Lord of the Flies is a 1950 classic and has been very often cited as the perfect portrayal of what prevails when man tries to conquer the wild. A novel miles ahead of its time, it gives us a clear message that, man when left to his own devices can only lead to destruction and chaos. Although this novel was rejected about 20 times before being published and was a total commercial flop due to the extreme brutality and savagery of the content discussed, it served as an inspiration to not one but many prominent authors of the present generation including Stephen King who said “The book is not just entertainment, it’s life or death”. Here is a list of five novels you definitely need to check out if you enjoyed “The Lord of the Flies”:
1. Coral Islands by R M Ballantyne
William Golding, in one of his interviews, admitted that “Coral Islands” by R M Ballantyne served out to be the main source of inspiration for his magnum opus. This book published almost a 100 years before the Lord of the Flies tells us the story of three boys who are shipwrecked on an island along the pacific coast. Initially, these three teenagers are absolutely excited about the prospect of living all by themselves in an adult-free environment but however as they encounter various pirates and Polynesian tribes inhabiting the island, the harsh realities of the struggles of living in the wilderness without any laws soon starts to kick in. This book gives us yet another example on how the battle of man versus wild always results in the wild overpowering and conquering them.
There are numerous similarities between the two books including the names of the main leads in the stories.
2. The Maze Runner Series by James Dashner
Set in a more dystopian backdrop, this young adult fiction deals with the story of a bunch of teenagers stuck inside a Maze and how together as a group they try to coexist with each other and at the same time find a way of escaping the Maze while battling the dangers it beholds.
This book gives us a more modernized and refined outlook on the different roles people take up in the growth of a civilization and the various conflicts that arise due to this distribution of power throughout the story without disturbing the mystery atmosphere it creates. At the end of the series, the story, however, diverges into something much more than just another young adult fiction giving rise to several questions about the human nature. Overall, the mysterious and eerie nature of the series, intertwined with companionship between the teens turned out to be a commercial success and was critically acclaimed too.
3. The Kite Runner by Khaleed Hosseni
Although this book has not much to do with the Man versus Savagery battle, it indeed does an excellent job portraying the darker shade of adolescence that very few books cover. The story is told by Amir, who recalls the events from 26 years back when he lived with his father and their servants in Afghanistan and how an event from the summer of his adolescent days completely radicalizes his live forever. The horrors he witnessed, still haunts him for most of his adulthood and the story unfolds into a journey of self-realization filled with internal struggle and how he tries to undo the things he had done by going back to the war-engulfed Afghanistan.
This tear-jerker was well received by both fan and the critics and was much acclaimed for throwing light upon the various crime that were committed on an everyday basis against the children of war-countries.
4. Boy Kills Man by Matt Whyman
Set up against the backdrop of present day Medellin, Columbia, ruled by gangs and anti-democratic organization, Boy Kills Man is the story of two street urchins, Sonny and Alberto and how they tried to make it big in life whilst trying their best to stay on the white side.

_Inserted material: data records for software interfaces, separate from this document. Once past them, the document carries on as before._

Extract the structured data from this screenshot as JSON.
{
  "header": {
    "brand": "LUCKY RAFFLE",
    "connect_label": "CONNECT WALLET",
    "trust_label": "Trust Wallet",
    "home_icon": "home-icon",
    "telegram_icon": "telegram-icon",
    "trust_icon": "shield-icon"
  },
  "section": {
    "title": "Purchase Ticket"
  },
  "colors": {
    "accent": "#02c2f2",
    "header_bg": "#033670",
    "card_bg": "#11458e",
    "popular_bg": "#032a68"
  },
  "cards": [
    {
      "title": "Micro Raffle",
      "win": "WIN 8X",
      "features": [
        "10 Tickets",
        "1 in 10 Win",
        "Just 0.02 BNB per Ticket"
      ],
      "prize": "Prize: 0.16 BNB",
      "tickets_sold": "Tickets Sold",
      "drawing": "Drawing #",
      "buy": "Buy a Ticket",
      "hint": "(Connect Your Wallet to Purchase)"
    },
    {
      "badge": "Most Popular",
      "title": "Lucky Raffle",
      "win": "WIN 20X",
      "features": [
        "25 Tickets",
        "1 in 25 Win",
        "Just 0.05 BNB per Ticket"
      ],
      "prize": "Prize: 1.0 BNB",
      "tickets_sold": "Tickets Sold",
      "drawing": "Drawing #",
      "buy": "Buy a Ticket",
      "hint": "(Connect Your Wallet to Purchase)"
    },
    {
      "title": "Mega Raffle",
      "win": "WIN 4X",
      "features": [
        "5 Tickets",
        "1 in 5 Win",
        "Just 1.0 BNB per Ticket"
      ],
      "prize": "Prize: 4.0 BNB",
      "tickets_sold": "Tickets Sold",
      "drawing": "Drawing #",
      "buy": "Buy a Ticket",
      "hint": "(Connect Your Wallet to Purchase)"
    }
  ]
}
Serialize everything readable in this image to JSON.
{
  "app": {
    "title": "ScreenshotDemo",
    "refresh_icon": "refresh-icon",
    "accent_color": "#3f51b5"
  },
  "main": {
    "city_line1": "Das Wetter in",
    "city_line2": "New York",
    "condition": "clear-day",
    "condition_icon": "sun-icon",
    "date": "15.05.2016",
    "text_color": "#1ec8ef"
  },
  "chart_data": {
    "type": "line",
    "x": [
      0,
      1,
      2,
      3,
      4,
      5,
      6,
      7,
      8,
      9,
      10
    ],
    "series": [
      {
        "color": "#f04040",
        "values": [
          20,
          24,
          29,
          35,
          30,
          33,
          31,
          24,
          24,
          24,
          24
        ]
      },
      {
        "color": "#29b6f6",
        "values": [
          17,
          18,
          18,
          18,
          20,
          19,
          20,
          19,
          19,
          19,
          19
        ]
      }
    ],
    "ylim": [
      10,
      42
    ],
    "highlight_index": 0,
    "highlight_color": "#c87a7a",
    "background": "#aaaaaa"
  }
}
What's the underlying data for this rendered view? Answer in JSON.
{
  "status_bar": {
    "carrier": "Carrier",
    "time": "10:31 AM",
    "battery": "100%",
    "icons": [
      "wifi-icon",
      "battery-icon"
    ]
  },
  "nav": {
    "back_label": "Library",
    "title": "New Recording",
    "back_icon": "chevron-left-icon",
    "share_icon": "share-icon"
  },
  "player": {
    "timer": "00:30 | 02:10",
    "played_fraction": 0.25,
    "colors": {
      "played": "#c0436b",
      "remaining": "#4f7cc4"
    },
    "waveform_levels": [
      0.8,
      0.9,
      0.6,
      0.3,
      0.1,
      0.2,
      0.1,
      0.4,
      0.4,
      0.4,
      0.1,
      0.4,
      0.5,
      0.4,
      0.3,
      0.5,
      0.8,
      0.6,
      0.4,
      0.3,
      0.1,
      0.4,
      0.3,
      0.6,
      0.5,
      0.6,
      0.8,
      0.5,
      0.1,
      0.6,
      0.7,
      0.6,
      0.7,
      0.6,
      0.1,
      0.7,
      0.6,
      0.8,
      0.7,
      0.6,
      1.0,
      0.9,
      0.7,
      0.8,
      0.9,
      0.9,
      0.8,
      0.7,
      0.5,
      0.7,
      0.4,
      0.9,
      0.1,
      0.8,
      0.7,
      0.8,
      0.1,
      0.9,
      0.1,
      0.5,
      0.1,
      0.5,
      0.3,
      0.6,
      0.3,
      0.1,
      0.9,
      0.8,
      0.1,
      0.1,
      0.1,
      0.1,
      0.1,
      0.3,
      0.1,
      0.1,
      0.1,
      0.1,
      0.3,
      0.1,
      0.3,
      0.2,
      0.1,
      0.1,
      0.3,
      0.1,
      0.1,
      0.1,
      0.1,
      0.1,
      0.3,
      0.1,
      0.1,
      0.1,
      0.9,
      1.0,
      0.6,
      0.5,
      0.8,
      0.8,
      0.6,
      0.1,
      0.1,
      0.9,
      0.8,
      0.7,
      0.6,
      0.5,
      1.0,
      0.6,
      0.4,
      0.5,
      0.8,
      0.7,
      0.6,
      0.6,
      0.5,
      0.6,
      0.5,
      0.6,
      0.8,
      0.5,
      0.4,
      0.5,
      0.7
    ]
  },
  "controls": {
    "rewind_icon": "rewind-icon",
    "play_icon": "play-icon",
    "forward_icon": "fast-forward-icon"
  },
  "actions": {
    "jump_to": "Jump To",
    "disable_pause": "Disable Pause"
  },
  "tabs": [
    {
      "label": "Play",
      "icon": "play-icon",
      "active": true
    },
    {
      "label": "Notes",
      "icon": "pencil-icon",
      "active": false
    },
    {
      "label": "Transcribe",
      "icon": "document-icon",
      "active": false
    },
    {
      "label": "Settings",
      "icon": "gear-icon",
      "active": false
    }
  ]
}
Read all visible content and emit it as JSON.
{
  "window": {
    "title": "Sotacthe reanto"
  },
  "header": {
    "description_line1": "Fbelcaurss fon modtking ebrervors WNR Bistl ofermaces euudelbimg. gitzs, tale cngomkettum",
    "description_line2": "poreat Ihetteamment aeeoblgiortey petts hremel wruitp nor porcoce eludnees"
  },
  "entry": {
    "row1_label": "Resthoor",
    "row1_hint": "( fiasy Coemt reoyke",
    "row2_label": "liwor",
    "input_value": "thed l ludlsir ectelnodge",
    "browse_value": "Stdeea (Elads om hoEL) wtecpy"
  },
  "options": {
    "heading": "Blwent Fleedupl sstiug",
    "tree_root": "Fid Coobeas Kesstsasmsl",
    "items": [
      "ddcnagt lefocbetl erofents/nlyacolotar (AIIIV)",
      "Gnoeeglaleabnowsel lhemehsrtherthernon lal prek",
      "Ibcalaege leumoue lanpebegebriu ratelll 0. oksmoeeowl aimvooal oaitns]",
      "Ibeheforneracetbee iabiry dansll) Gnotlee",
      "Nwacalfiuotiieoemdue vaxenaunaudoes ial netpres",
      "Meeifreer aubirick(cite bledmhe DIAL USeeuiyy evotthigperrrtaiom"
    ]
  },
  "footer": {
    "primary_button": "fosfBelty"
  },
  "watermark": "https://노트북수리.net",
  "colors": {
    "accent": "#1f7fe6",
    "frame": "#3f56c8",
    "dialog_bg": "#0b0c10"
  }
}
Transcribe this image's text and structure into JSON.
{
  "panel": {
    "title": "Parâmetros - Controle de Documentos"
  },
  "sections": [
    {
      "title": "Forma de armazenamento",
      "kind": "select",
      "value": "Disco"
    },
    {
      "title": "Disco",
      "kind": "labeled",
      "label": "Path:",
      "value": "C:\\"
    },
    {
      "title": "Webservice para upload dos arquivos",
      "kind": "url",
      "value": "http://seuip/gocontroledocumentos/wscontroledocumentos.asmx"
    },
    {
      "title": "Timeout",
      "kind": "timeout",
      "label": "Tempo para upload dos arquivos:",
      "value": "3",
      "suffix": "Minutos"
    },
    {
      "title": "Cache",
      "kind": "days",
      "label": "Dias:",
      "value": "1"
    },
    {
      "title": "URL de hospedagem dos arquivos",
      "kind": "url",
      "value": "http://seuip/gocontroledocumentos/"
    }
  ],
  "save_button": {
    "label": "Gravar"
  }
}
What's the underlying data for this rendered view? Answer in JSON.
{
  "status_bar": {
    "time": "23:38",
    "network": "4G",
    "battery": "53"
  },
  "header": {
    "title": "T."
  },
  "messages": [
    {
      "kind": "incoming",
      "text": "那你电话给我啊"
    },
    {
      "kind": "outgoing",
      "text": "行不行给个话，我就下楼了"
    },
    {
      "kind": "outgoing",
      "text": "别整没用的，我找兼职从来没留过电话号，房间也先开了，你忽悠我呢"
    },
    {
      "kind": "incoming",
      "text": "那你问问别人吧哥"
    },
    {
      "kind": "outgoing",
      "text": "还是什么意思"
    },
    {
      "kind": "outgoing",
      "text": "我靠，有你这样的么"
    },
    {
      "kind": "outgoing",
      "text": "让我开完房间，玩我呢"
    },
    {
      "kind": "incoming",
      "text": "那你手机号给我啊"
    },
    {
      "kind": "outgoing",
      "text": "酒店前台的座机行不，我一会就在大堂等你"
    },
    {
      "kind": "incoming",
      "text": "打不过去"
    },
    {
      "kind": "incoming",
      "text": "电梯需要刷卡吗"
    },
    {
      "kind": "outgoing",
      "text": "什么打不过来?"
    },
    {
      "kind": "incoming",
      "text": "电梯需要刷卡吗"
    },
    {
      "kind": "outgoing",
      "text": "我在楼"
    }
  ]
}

But as soon as Alberto becomes more ambitious, Sonny is left with no choice but to follow his footsteps and soon their colors of black and white muddle together and produce a grey mark on their lives as they start working as child assassins. One of the main ideas discussed in the book is how children could be turned into great weapons with the influence of little malice and how there is nothing more unsettling than a child with a gun. Even though the book is gruesome and horrific at times, it gives a true picture of the naive and easily corruptible nature of children and the ways in which they are exploited all over the world. The book received a good reception throughout the world and is a must read for every fan of “The Lord of the Flies”
5. A Clockwork Orange by Alex Burgees
Yet another book which does an excellent job bringing forth the dark side of growing up is the Clockwork Orange, set up in dystopian England under a totalitarian rule. The story is narrated by the 15 year old protagonist, Alex who is the leader of a teen criminal gang. The gang starts out by doing small thefts, robbery and breaking and entering. However as the story proceeds they start performing more violent and brutal crimes. The story gives us a clear insight on how if a man doesn’t rein control over his violent impulses; he would become the cause of his own destruction. The protagonist of the story, Alex is very often compared to Alex from “The Lord of the Flies”, since both these characters have a very twisted moral compass and they let their evil side run rampant. Due to its extremely dark theme and scenic description of various crimes, the book has been banned throughout several countries including the UK, however, it has been critically acclaimed as a truly terrorizing and haunting masterpiece definitely not for the weak hearted.